*AIM OF THE TASK*.
An exact copy of the data is required, with no pictures in it.

*MATERIAL SHOWN*.
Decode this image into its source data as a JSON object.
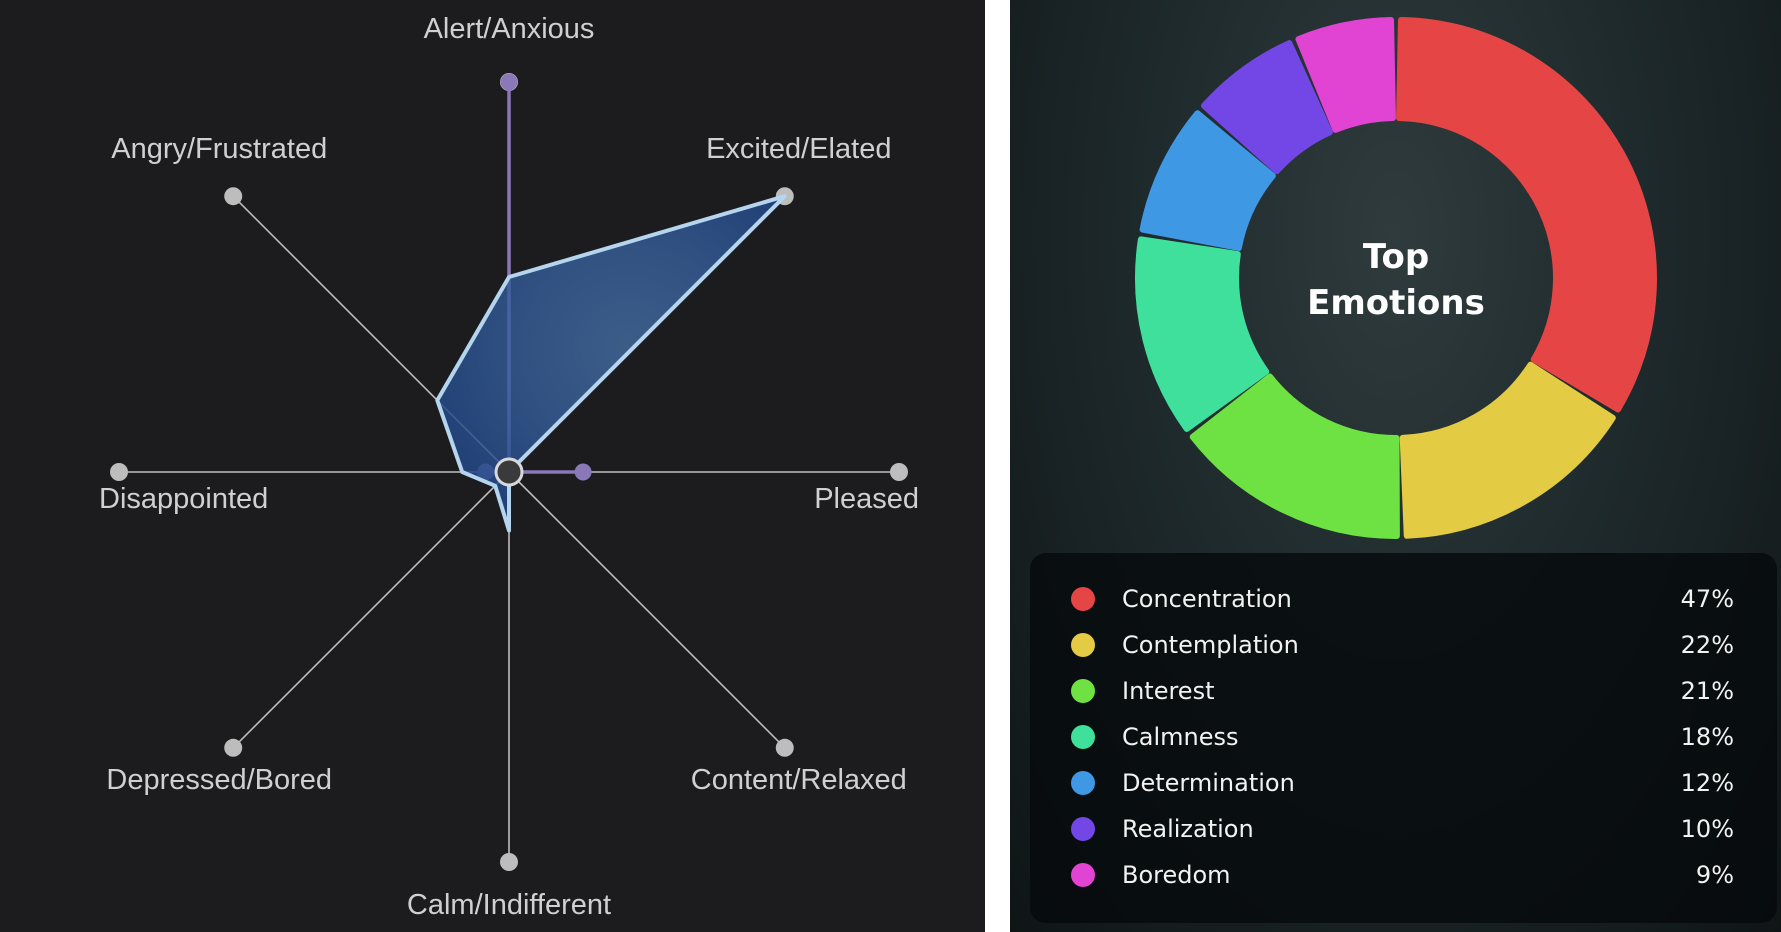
{
  "chart_data": [
    {
      "type": "radar",
      "axes": [
        "Alert/Anxious",
        "Excited/Elated",
        "Pleased",
        "Content/Relaxed",
        "Calm/Indifferent",
        "Depressed/Bored",
        "Disappointed",
        "Angry/Frustrated"
      ],
      "max": 1,
      "series": [
        {
          "color": "#8a78b8",
          "values": [
            1.0,
            0.0,
            0.19,
            0.0,
            0.0,
            0.0,
            0.06,
            0.0
          ]
        },
        {
          "color": "#b5d4ee",
          "values": [
            0.5,
            1.0,
            0.0,
            0.0,
            0.15,
            0.05,
            0.12,
            0.26
          ]
        }
      ],
      "colors": {
        "axis": "#bdbdbd",
        "endpoint": "#bdbdbd",
        "center": "#3a3a3c"
      }
    },
    {
      "type": "pie",
      "variant": "donut",
      "title_lines": [
        "Top",
        "Emotions"
      ],
      "categories": [
        "Concentration",
        "Contemplation",
        "Interest",
        "Calmness",
        "Determination",
        "Realization",
        "Boredom"
      ],
      "values": [
        47,
        22,
        21,
        18,
        12,
        10,
        9
      ],
      "value_labels": [
        "47%",
        "22%",
        "21%",
        "18%",
        "12%",
        "10%",
        "9%"
      ],
      "colors": [
        "#e64545",
        "#e3cb44",
        "#6ee243",
        "#3fe09b",
        "#3e98e4",
        "#7347e6",
        "#e144d3"
      ]
    }
  ]
}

*ANSWER TO THIS PROBLEM*.
Decode this image into its source data as a JSON object.
{
  "chart_data": [
    {
      "type": "radar",
      "axes": [
        "Alert/Anxious",
        "Excited/Elated",
        "Pleased",
        "Content/Relaxed",
        "Calm/Indifferent",
        "Depressed/Bored",
        "Disappointed",
        "Angry/Frustrated"
      ],
      "max": 1,
      "series": [
        {
          "color": "#8a78b8",
          "values": [
            1.0,
            0.0,
            0.19,
            0.0,
            0.0,
            0.0,
            0.06,
            0.0
          ]
        },
        {
          "color": "#b5d4ee",
          "values": [
            0.5,
            1.0,
            0.0,
            0.0,
            0.15,
            0.05,
            0.12,
            0.26
          ]
        }
      ],
      "colors": {
        "axis": "#bdbdbd",
        "endpoint": "#bdbdbd",
        "center": "#3a3a3c"
      }
    },
    {
      "type": "pie",
      "variant": "donut",
      "title_lines": [
        "Top",
        "Emotions"
      ],
      "categories": [
        "Concentration",
        "Contemplation",
        "Interest",
        "Calmness",
        "Determination",
        "Realization",
        "Boredom"
      ],
      "values": [
        47,
        22,
        21,
        18,
        12,
        10,
        9
      ],
      "value_labels": [
        "47%",
        "22%",
        "21%",
        "18%",
        "12%",
        "10%",
        "9%"
      ],
      "colors": [
        "#e64545",
        "#e3cb44",
        "#6ee243",
        "#3fe09b",
        "#3e98e4",
        "#7347e6",
        "#e144d3"
      ]
    }
  ]
}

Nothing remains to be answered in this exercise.